'low-level' intrusion would have been sufficient .
Axel Springer AG v Germany (2012) (ECJ)
Strasbourg 'relaxing' the Article 10 barrier by recognising that publications concerning sport/performing artists can also be protected (so not only political issues/crimes) .
Lays out the *balancing factors* for Article 10 balancing exercise:
1. Contribution to the debate of general interest 
2. The person is acting in public context/private individual; how well-known is the individual 
3. Prior conduct of the person concerned - have they courted publicity? 
4. Method of obtaining information and its veracity (truthfulness) . This shows the importance of the press acting in good faith (the 'ethics' of journalism). In this case, the press did not do anything particularly 'wrong'; it was simply reporting a confession in Court. This thus 'tipped the balance'.
5. Content, form, and the consequences of publication.

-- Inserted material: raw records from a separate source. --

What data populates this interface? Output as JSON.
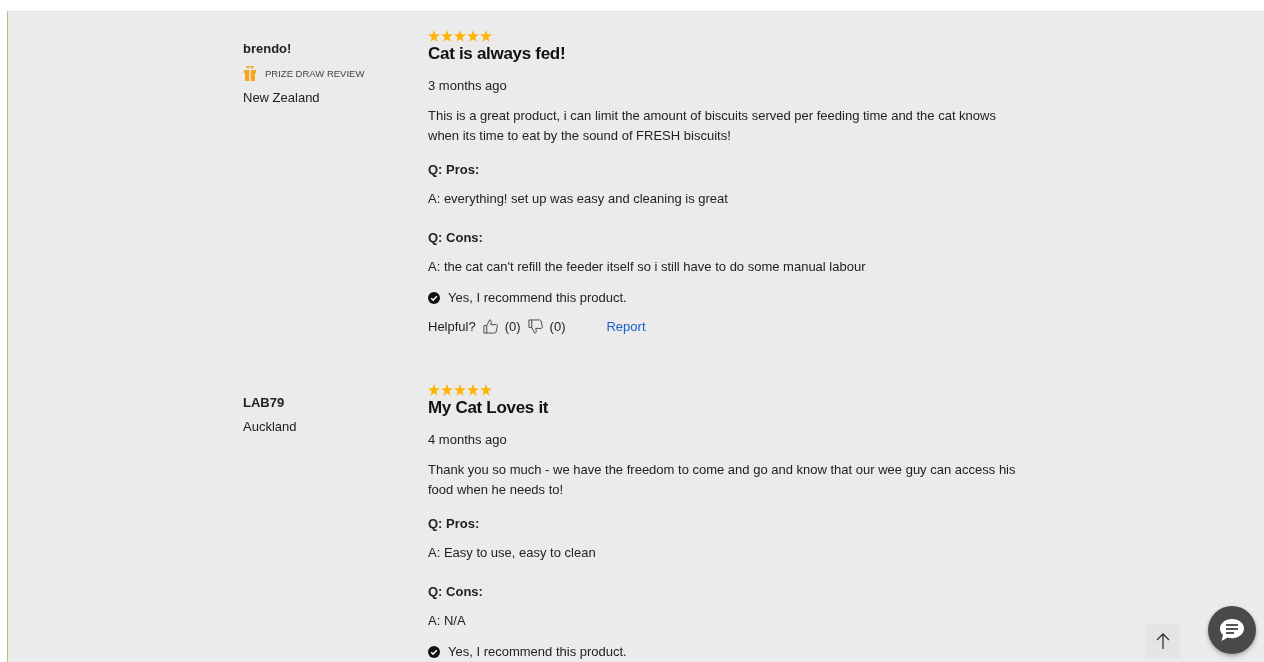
{
  "reviews": [
    {
      "author": "brendo!",
      "badge": "PRIZE DRAW REVIEW",
      "location": "New Zealand",
      "stars": 5,
      "title": "Cat is always fed!",
      "date": "3 months ago",
      "body": "This is a great product, i can limit the amount of biscuits served per feeding time and the cat knows when its time to eat by the sound of FRESH biscuits!",
      "qa": [
        {
          "q": "Q: Pros:",
          "a": "A: everything! set up was easy and cleaning is great"
        },
        {
          "q": "Q: Cons:",
          "a": "A: the cat can't refill the feeder itself so i still have to do some manual labour"
        }
      ],
      "recommend": "Yes, I recommend this product.",
      "helpful": {
        "label": "Helpful?",
        "up": "(0)",
        "down": "(0)",
        "report": "Report"
      }
    },
    {
      "author": "LAB79",
      "location": "Auckland",
      "stars": 5,
      "title": "My Cat Loves it",
      "date": "4 months ago",
      "body": "Thank you so much - we have the freedom to come and go and know that our wee guy can access his food when he needs to!",
      "qa": [
        {
          "q": "Q: Pros:",
          "a": "A: Easy to use, easy to clean"
        },
        {
          "q": "Q: Cons:",
          "a": "A: N/A"
        }
      ],
      "recommend": "Yes, I recommend this product."
    }
  ]
}
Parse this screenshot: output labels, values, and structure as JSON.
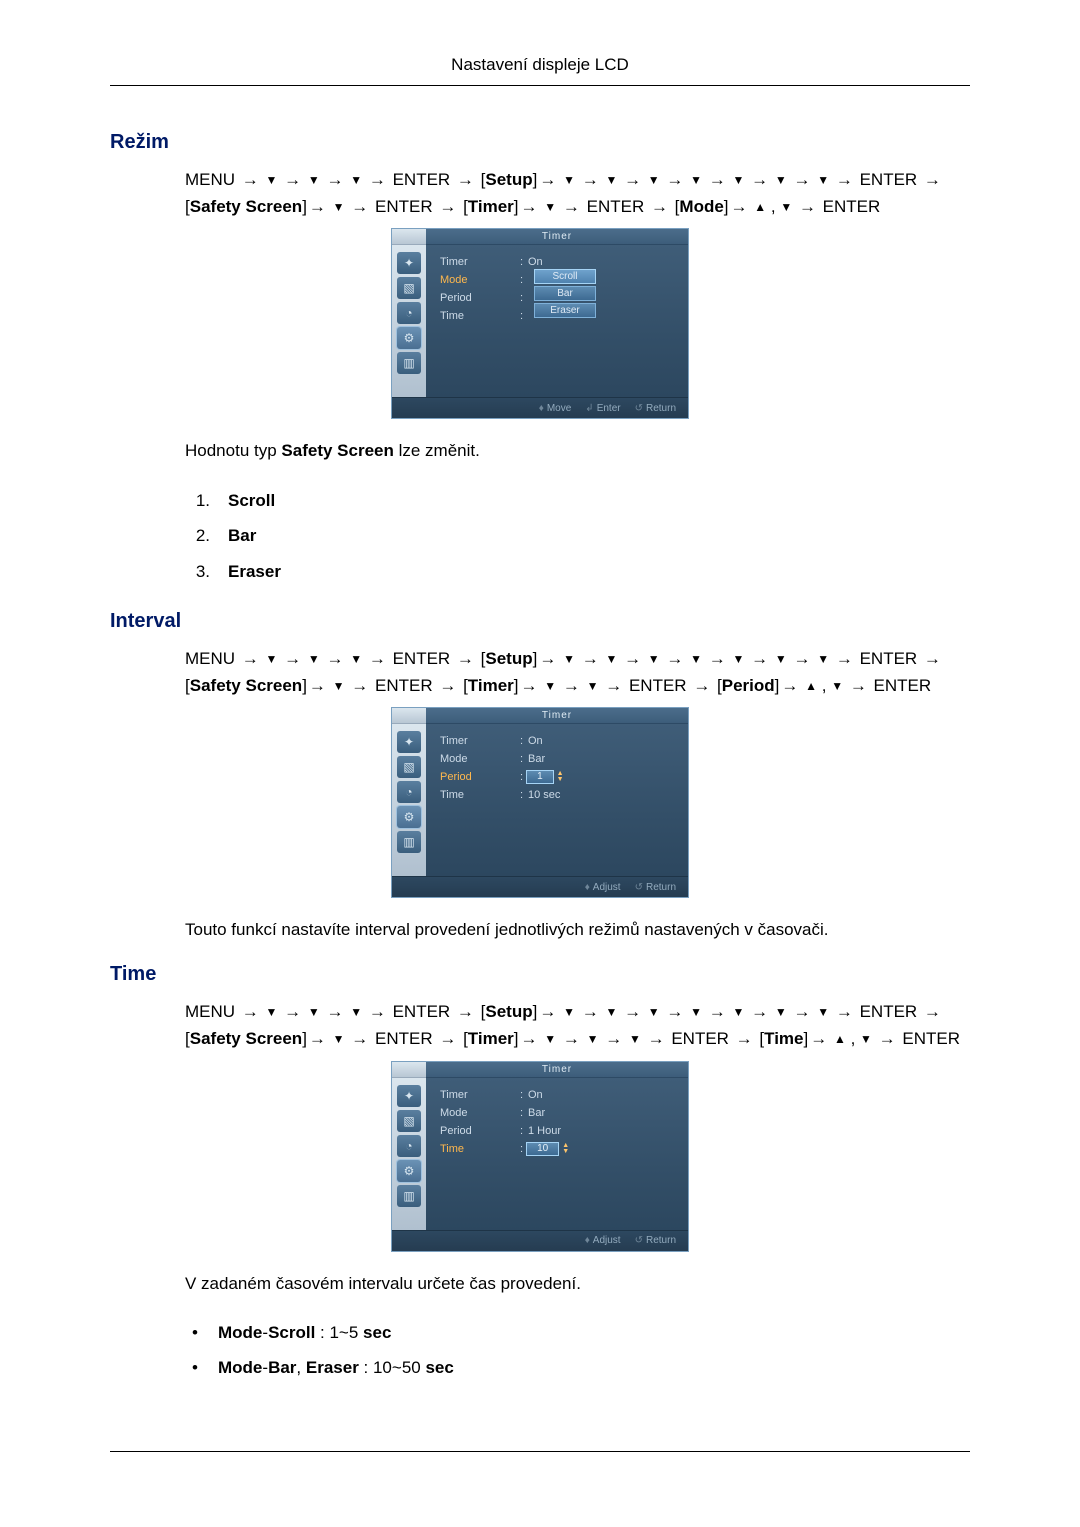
{
  "page_header": "Nastavení displeje LCD",
  "glyphs": {
    "arrow": "→",
    "tri_down": "▼",
    "tri_up": "▲",
    "dot": "•"
  },
  "osd_common": {
    "title": "Timer",
    "labels": {
      "timer": "Timer",
      "mode": "Mode",
      "period": "Period",
      "time": "Time"
    },
    "icons": [
      "✦",
      "▧",
      "◔",
      "⚙",
      "▥"
    ]
  },
  "sections": {
    "rezim": {
      "title": "Režim",
      "path_tokens": [
        {
          "t": "text",
          "v": "MENU"
        },
        {
          "t": "arr"
        },
        {
          "t": "dn"
        },
        {
          "t": "arr"
        },
        {
          "t": "dn"
        },
        {
          "t": "arr"
        },
        {
          "t": "dn"
        },
        {
          "t": "arr"
        },
        {
          "t": "text",
          "v": "ENTER"
        },
        {
          "t": "arr"
        },
        {
          "t": "br",
          "v": "Setup"
        },
        {
          "t": "arr"
        },
        {
          "t": "dn"
        },
        {
          "t": "arr"
        },
        {
          "t": "dn"
        },
        {
          "t": "arr"
        },
        {
          "t": "dn"
        },
        {
          "t": "arr"
        },
        {
          "t": "dn"
        },
        {
          "t": "arr"
        },
        {
          "t": "dn"
        },
        {
          "t": "arr"
        },
        {
          "t": "dn"
        },
        {
          "t": "arr"
        },
        {
          "t": "dn"
        },
        {
          "t": "arr"
        },
        {
          "t": "text",
          "v": "ENTER"
        },
        {
          "t": "arr"
        },
        {
          "t": "br",
          "v": "Safety Screen"
        },
        {
          "t": "arr"
        },
        {
          "t": "dn"
        },
        {
          "t": "arr"
        },
        {
          "t": "text",
          "v": "ENTER"
        },
        {
          "t": "arr"
        },
        {
          "t": "br",
          "v": "Timer"
        },
        {
          "t": "arr"
        },
        {
          "t": "dn"
        },
        {
          "t": "arr"
        },
        {
          "t": "text",
          "v": "ENTER"
        },
        {
          "t": "arr"
        },
        {
          "t": "br",
          "v": "Mode"
        },
        {
          "t": "arr"
        },
        {
          "t": "up"
        },
        {
          "t": "text",
          "v": ","
        },
        {
          "t": "dn"
        },
        {
          "t": "arr"
        },
        {
          "t": "text",
          "v": "ENTER"
        }
      ],
      "osd": {
        "rows": [
          {
            "label": "Timer",
            "value": "On",
            "active": false
          },
          {
            "label": "Mode",
            "value": "",
            "active": true
          },
          {
            "label": "Period",
            "value": "",
            "active": false
          },
          {
            "label": "Time",
            "value": "",
            "active": false
          }
        ],
        "picks": [
          "Scroll",
          "Bar",
          "Eraser"
        ],
        "pick_hl": 0,
        "footer": [
          {
            "icon": "♦",
            "label": "Move"
          },
          {
            "icon": "↲",
            "label": "Enter"
          },
          {
            "icon": "↺",
            "label": "Return"
          }
        ]
      },
      "body_pre": "Hodnotu typ ",
      "body_bold": "Safety Screen",
      "body_post": " lze změnit.",
      "list": [
        "Scroll",
        "Bar",
        "Eraser"
      ]
    },
    "interval": {
      "title": "Interval",
      "path_tokens": [
        {
          "t": "text",
          "v": "MENU"
        },
        {
          "t": "arr"
        },
        {
          "t": "dn"
        },
        {
          "t": "arr"
        },
        {
          "t": "dn"
        },
        {
          "t": "arr"
        },
        {
          "t": "dn"
        },
        {
          "t": "arr"
        },
        {
          "t": "text",
          "v": "ENTER"
        },
        {
          "t": "arr"
        },
        {
          "t": "br",
          "v": "Setup"
        },
        {
          "t": "arr"
        },
        {
          "t": "dn"
        },
        {
          "t": "arr"
        },
        {
          "t": "dn"
        },
        {
          "t": "arr"
        },
        {
          "t": "dn"
        },
        {
          "t": "arr"
        },
        {
          "t": "dn"
        },
        {
          "t": "arr"
        },
        {
          "t": "dn"
        },
        {
          "t": "arr"
        },
        {
          "t": "dn"
        },
        {
          "t": "arr"
        },
        {
          "t": "dn"
        },
        {
          "t": "arr"
        },
        {
          "t": "text",
          "v": "ENTER"
        },
        {
          "t": "arr"
        },
        {
          "t": "br",
          "v": "Safety Screen"
        },
        {
          "t": "arr"
        },
        {
          "t": "dn"
        },
        {
          "t": "arr"
        },
        {
          "t": "text",
          "v": "ENTER"
        },
        {
          "t": "arr"
        },
        {
          "t": "br",
          "v": "Timer"
        },
        {
          "t": "arr"
        },
        {
          "t": "dn"
        },
        {
          "t": "arr"
        },
        {
          "t": "dn"
        },
        {
          "t": "arr"
        },
        {
          "t": "text",
          "v": "ENTER"
        },
        {
          "t": "arr"
        },
        {
          "t": "br",
          "v": "Period"
        },
        {
          "t": "arr"
        },
        {
          "t": "up"
        },
        {
          "t": "text",
          "v": ","
        },
        {
          "t": "dn"
        },
        {
          "t": "arr"
        },
        {
          "t": "text",
          "v": "ENTER"
        }
      ],
      "osd": {
        "rows": [
          {
            "label": "Timer",
            "value": "On",
            "active": false
          },
          {
            "label": "Mode",
            "value": "Bar",
            "active": false
          },
          {
            "label": "Period",
            "value": "",
            "active": true,
            "numbox": "1"
          },
          {
            "label": "Time",
            "value": "10 sec",
            "active": false
          }
        ],
        "footer": [
          {
            "icon": "♦",
            "label": "Adjust"
          },
          {
            "icon": "↺",
            "label": "Return"
          }
        ]
      },
      "body": "Touto funkcí nastavíte interval provedení jednotlivých režimů nastavených v časovači."
    },
    "time": {
      "title": "Time",
      "path_tokens": [
        {
          "t": "text",
          "v": "MENU"
        },
        {
          "t": "arr"
        },
        {
          "t": "dn"
        },
        {
          "t": "arr"
        },
        {
          "t": "dn"
        },
        {
          "t": "arr"
        },
        {
          "t": "dn"
        },
        {
          "t": "arr"
        },
        {
          "t": "text",
          "v": "ENTER"
        },
        {
          "t": "arr"
        },
        {
          "t": "br",
          "v": "Setup"
        },
        {
          "t": "arr"
        },
        {
          "t": "dn"
        },
        {
          "t": "arr"
        },
        {
          "t": "dn"
        },
        {
          "t": "arr"
        },
        {
          "t": "dn"
        },
        {
          "t": "arr"
        },
        {
          "t": "dn"
        },
        {
          "t": "arr"
        },
        {
          "t": "dn"
        },
        {
          "t": "arr"
        },
        {
          "t": "dn"
        },
        {
          "t": "arr"
        },
        {
          "t": "dn"
        },
        {
          "t": "arr"
        },
        {
          "t": "text",
          "v": "ENTER"
        },
        {
          "t": "arr"
        },
        {
          "t": "br",
          "v": "Safety Screen"
        },
        {
          "t": "arr"
        },
        {
          "t": "dn"
        },
        {
          "t": "arr"
        },
        {
          "t": "text",
          "v": "ENTER"
        },
        {
          "t": "arr"
        },
        {
          "t": "br",
          "v": "Timer"
        },
        {
          "t": "arr"
        },
        {
          "t": "dn"
        },
        {
          "t": "arr"
        },
        {
          "t": "dn"
        },
        {
          "t": "arr"
        },
        {
          "t": "dn"
        },
        {
          "t": "arr"
        },
        {
          "t": "text",
          "v": "ENTER"
        },
        {
          "t": "arr"
        },
        {
          "t": "br",
          "v": "Time"
        },
        {
          "t": "arr"
        },
        {
          "t": "up"
        },
        {
          "t": "text",
          "v": ","
        },
        {
          "t": "dn"
        },
        {
          "t": "arr"
        },
        {
          "t": "text",
          "v": "ENTER"
        }
      ],
      "osd": {
        "rows": [
          {
            "label": "Timer",
            "value": "On",
            "active": false
          },
          {
            "label": "Mode",
            "value": "Bar",
            "active": false
          },
          {
            "label": "Period",
            "value": "1 Hour",
            "active": false
          },
          {
            "label": "Time",
            "value": "",
            "active": true,
            "numbox": "10"
          }
        ],
        "footer": [
          {
            "icon": "♦",
            "label": "Adjust"
          },
          {
            "icon": "↺",
            "label": "Return"
          }
        ]
      },
      "body": "V zadaném časovém intervalu určete čas provedení.",
      "bullets": [
        {
          "pre": "Mode",
          "mid": "-",
          "b2": "Scroll",
          "post": " : 1~5 ",
          "tail": "sec"
        },
        {
          "pre": "Mode",
          "mid": "-",
          "b2": "Bar",
          "post": ", ",
          "b3": "Eraser",
          "post2": " : 10~50 ",
          "tail": "sec"
        }
      ]
    }
  }
}
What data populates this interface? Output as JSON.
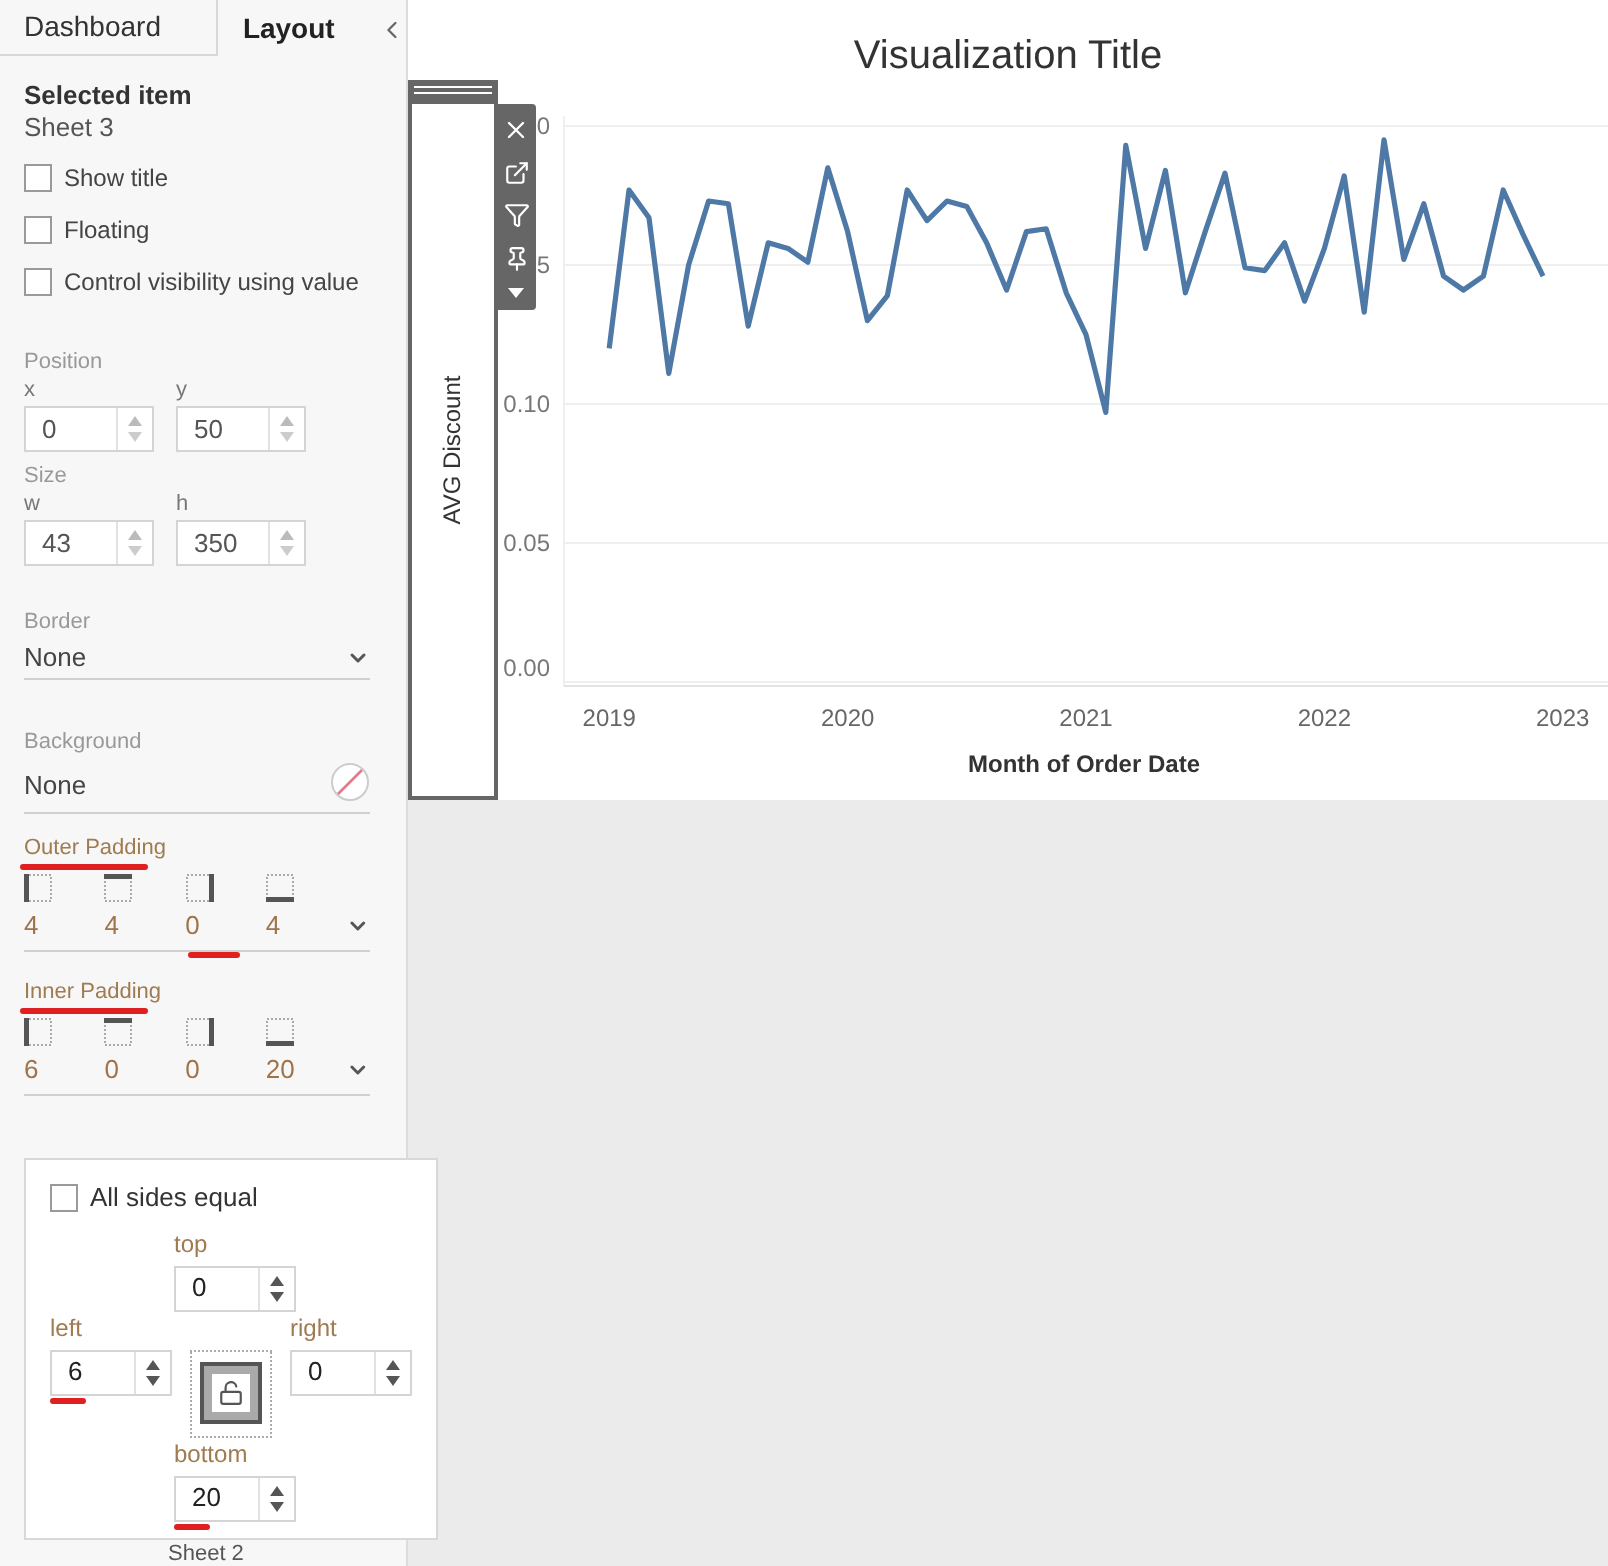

Ways in which photos/information are presented; dissemination, circulation figures, etc. (e.g. national or local newspaper) 
Springer moves away from the 'strict interpretation' in Hannover, specifically making a distinction between public and private figures. The public's right to be informed can extend to certain aspects of a public figure's private life, but this is a 'special scenario' (e.g. if the aim is simply to satisfy the curiosity of a particular readership, Article 10 is likely to not be engaged) .
In this case, C had previously given interviews but never disclosed drug problems. Thus not relevant in terms of prior conduct .